Understanding regulation of MAPT splicing is important to the etiology of many nerurodegenerative diseases, including Alzheimer disease (AD) and progressive supranuclear palsy (PSP), in which different tau isoforms accumulate in pathologic inclusions. MAPT, the gene encoding the tau protein, undergoes complex alternative pre-mRNA splicing to generate six isoforms. Tauopathies can be categorized by the presence of tau aggregates containing either 3 (3R) or 4 (4R) microtubule-binding domain repeats (determined by inclusion/exclusion of exon 10), but the role of the N-terminal domain of the protein, determined by inclusion/exclusion of exons 2 and 3 has been less well studied. Using a correlational screen in human brain tissue, we observed coordination of MAPT exons 2 and 10 splicing. Expressions of exon 2 splicing regulators and subsequently exon 2 inclusion are differentially disrupted in PSP and AD brain, resulting in the accumulation of 1N4R isoforms in PSP and 0N isoforms in AD temporal cortex. Furthermore, we identified different N-terminal isoforms of tau present in neurofibrillary tangles, dystrophic neurites and tufted astrocytes, indicating a role for differential N-terminal splicing in the development of disparate tau neuropathologies. We conclude that N-terminal splicing and combinatorial regulation with exon 10 inclusion/exclusion is likely to be important to our understanding of tauopathies.

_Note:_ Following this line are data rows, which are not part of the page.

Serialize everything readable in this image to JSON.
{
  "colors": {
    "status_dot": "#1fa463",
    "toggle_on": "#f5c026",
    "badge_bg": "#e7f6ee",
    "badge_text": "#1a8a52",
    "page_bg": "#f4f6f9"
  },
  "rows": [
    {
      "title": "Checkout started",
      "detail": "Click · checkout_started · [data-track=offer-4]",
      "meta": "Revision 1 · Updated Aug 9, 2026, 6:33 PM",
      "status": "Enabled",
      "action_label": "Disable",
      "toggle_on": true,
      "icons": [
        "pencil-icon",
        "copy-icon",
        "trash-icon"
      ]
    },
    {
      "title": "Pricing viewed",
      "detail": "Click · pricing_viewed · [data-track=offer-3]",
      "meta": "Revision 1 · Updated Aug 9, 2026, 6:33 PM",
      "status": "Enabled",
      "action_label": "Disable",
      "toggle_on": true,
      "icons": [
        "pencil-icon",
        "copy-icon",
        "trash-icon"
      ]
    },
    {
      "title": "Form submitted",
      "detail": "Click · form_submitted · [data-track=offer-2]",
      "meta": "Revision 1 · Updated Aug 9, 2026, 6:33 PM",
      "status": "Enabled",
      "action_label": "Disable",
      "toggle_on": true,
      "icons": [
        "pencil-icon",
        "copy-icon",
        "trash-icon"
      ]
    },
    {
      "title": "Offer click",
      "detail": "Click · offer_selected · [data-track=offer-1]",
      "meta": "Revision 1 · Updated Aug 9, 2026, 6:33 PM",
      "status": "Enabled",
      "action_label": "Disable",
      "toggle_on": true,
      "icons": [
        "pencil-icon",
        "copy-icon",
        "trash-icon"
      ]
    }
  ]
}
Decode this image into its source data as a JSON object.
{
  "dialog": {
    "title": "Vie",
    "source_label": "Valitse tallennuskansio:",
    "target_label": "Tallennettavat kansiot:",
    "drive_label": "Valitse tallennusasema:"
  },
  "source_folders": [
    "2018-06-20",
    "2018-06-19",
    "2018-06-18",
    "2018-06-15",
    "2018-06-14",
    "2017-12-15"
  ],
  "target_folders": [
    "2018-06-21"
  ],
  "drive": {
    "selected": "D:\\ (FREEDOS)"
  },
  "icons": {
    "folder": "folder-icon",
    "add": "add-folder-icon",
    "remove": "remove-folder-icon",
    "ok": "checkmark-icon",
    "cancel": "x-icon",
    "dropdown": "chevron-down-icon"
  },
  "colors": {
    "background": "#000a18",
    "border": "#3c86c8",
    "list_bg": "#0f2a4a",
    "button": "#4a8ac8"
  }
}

Keywords: Alzheimer's disease; Isoforms; MAPT; Neuropathology; Progressive supranuclear palsy; Splicing.
© 2021. The Author(s), under exclusive licence to Springer-Verlag GmbH Germany, part of Springer Nature.